There are three primary treatment options for patients with childhood cerebral astrocytoma:
More than one method of treatment may be used, depending on the needs of the patient.
is the most common treatment for a child with cerebral astrocytoma. Depending on the location of the tumor, a child's doctor may remove as much of it as possible by creating an opening in the skull in an operation called a craniotomy. If the tumor cannot be removed completely, radiation therapy and chemotherapy may also be given. If the cancer is in a place where it cannot be removed, surgery may be performed for a biopsy of the cancer.
If the tumor cannot be completely removed with surgery, radiation therapy may be given. Radiation therapy uses high-energy radiation from x-rays and other sources to kill cancer cells and shrink tumors. Radiation therapy for childhood cerebral astrocytoma usually comes from a machine outside the body (external radiation therapy). The use of radiation put into the brain through thin plastic tubes (internal radiation therapy) is under study. For some types of brain tumors, clinical trials are evaluating radiation therapy given in several small doses each day (hyperfractionated radiation therapy). Radiation therapy can affect growth and brain development, so clinical trials are testing ways to decrease or delay radiation therapy, especially for younger children.
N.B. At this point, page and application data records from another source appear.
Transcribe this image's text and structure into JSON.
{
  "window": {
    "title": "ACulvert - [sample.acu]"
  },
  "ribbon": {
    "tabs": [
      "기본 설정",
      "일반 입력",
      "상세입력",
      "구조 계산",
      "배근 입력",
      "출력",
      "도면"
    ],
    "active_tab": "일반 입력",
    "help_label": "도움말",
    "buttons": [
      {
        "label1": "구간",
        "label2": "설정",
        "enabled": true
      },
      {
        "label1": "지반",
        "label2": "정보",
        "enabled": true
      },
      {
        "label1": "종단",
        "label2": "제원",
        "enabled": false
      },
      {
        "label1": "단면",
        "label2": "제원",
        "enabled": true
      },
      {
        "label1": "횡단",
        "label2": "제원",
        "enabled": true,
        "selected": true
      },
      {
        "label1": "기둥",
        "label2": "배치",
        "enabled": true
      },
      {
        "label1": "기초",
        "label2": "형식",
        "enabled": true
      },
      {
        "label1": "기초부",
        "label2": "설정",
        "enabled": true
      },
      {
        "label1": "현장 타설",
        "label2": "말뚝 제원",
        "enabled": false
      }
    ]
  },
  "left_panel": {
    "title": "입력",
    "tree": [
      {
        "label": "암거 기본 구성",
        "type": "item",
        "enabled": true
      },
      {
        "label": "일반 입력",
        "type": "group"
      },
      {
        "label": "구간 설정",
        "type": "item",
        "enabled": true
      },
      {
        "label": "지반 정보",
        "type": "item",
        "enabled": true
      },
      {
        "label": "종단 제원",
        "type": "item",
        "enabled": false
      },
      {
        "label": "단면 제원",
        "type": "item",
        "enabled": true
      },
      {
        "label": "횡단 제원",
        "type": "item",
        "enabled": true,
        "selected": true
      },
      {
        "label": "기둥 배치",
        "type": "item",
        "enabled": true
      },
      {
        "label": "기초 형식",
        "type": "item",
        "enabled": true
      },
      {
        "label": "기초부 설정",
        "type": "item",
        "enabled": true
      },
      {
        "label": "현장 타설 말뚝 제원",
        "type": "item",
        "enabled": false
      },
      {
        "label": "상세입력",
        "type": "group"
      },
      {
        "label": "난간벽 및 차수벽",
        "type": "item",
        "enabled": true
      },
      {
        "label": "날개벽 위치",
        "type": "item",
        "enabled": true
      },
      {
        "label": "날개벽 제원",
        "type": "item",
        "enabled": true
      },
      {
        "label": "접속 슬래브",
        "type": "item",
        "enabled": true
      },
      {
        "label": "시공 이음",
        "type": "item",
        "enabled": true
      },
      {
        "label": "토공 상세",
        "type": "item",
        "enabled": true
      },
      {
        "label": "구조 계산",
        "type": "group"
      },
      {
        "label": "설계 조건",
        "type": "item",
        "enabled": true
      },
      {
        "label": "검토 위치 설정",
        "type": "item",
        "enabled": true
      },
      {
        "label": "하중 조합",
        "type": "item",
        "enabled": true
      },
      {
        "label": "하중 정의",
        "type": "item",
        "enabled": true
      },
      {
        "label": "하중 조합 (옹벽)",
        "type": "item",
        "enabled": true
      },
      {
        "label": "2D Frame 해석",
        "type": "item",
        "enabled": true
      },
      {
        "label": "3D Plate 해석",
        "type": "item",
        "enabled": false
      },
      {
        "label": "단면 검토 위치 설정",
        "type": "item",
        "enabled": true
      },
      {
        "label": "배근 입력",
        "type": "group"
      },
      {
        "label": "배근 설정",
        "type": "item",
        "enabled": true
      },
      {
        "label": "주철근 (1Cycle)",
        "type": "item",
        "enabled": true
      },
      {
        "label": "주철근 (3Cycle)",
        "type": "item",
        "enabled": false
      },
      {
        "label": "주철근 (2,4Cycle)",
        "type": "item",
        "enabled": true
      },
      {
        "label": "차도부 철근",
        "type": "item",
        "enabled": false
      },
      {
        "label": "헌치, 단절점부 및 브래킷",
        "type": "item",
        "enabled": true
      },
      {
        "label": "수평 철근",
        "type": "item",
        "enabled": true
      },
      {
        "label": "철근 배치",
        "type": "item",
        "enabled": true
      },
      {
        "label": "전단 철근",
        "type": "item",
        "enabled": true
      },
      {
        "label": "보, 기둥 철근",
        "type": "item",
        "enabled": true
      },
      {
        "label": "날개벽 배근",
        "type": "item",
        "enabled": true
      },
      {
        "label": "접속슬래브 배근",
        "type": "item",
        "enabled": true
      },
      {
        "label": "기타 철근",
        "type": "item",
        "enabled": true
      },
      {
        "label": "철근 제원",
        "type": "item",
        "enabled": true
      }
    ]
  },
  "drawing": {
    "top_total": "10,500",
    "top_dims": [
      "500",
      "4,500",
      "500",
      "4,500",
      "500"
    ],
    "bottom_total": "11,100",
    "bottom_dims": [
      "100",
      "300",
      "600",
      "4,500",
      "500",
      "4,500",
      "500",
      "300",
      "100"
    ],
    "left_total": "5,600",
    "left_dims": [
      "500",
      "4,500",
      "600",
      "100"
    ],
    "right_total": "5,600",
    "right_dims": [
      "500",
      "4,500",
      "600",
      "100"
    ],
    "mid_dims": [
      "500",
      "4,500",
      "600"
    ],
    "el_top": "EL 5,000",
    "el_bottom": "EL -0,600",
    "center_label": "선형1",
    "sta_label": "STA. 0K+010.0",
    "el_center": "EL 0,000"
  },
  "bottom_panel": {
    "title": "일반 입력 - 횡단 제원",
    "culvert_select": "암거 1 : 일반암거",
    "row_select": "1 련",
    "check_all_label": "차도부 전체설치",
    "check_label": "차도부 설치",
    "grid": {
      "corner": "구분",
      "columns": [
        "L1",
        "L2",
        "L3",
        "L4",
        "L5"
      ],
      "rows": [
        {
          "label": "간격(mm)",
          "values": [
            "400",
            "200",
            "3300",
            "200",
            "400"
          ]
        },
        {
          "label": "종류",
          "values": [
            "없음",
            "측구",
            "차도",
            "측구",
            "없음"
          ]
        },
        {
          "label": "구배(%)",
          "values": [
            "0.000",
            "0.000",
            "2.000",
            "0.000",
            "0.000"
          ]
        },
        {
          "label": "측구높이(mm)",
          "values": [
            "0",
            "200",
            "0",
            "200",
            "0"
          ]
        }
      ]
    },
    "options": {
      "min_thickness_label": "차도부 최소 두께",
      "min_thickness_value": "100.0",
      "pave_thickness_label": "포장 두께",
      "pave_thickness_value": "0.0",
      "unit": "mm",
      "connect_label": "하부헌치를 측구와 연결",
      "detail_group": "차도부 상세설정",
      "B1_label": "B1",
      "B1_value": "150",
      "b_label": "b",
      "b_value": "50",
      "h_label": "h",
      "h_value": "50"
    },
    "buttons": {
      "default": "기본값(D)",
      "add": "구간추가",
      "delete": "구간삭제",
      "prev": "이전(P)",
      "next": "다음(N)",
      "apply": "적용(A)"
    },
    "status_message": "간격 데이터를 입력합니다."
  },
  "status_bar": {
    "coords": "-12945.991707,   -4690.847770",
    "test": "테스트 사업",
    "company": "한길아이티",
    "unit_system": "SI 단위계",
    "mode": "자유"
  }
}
Because radiation therapy can affect a child's growth and development, chemotherapy may be given to delay or eliminate the need for radiation. Most chemotherapy drugs are injected into a vein (IV) or a muscle; some are given by mouth. Chemotherapy is a systemic treatment, meaning that the drugs flow through the bloodstream to nearly every part of the body to kill cancerous cells. It is generally given in cycles; a treatment period is followed by a recovery period, then another treatment period, and so on.